Water shortages could follow Chinese and Indian plans to use sugarcane to make biofuels, according to a report from the International Water Management Institute (IWMI) , carried on Planet Ark this morning.
The report, Biofuels and implications for agricultural water use:
blue impacts of green energy says
“Domestic production of biofuels derived from crops will put greater stress on these countries’ water supplies, seriously undermining their ability to meet future food and feed demands,” it added.
The report says that it took 2,400 litres of irrigation water to produce one litre of ethanol from maize in China. For the same amount of ethanol from Indian sugarcane, 3,500 litres of water was needed.In the US, where mainly rainfed maize is used, only 3% of all irrigation withdrawals are devoted to biofuel crop production, corresponding to 400 liters of irrigation water withdrawals per liter of ethanol.
By contrast, it took just 90 litres of irrigation water to produce a litre of ethanol in Brazil from mainly rain-fed sugarcane.
The IMWI says:
In the shorter term, nations could also exploit dry land rain-fed crops such as sweet sorghum, Jatropha or Pongamia. That could help small-scale farmers and curb rural poverty.
I’ve not come across Pongamia before (there’ll be a post about it in a while). What is interesting is just how much more efficient sugar cane is than corn when it comes to making ethanol, according to IWMI.
In Brazil, the biggest bioethanol producer, 2.5 million ha (5% of the cropped land) is used for biofuel production, with a production rate of 6200 liters of ethanol per hectare, mostly from sugarcane. The USA, the second biggest ethanol producer, allots nearly 4 million hectares to biofuel crops (4% of the total cropped area), with yields of roughly 3300 liters per hectare, mostly from maize.
The group estimates that the global avearage is going to be around 3500 litres/hectare and says

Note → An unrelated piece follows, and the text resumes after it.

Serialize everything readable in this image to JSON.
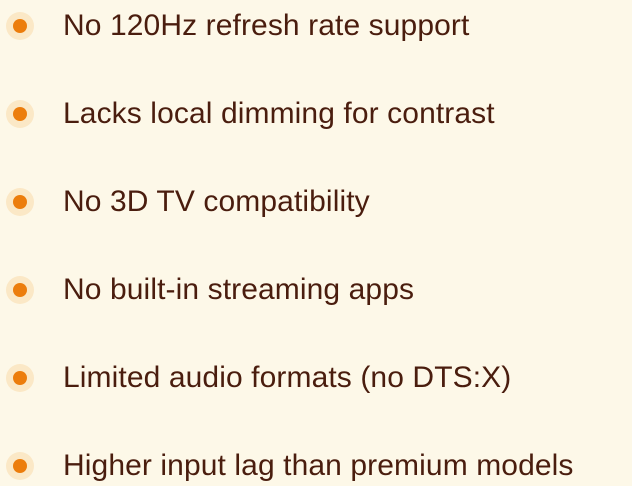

In Europe, where biodiesel is the main product made from rapeseed, one million hectare is used, yielding on average 1700 liters of biodiesel per hectare.
There is much more than I can go into in this post. It is well worth reading the rest of the report.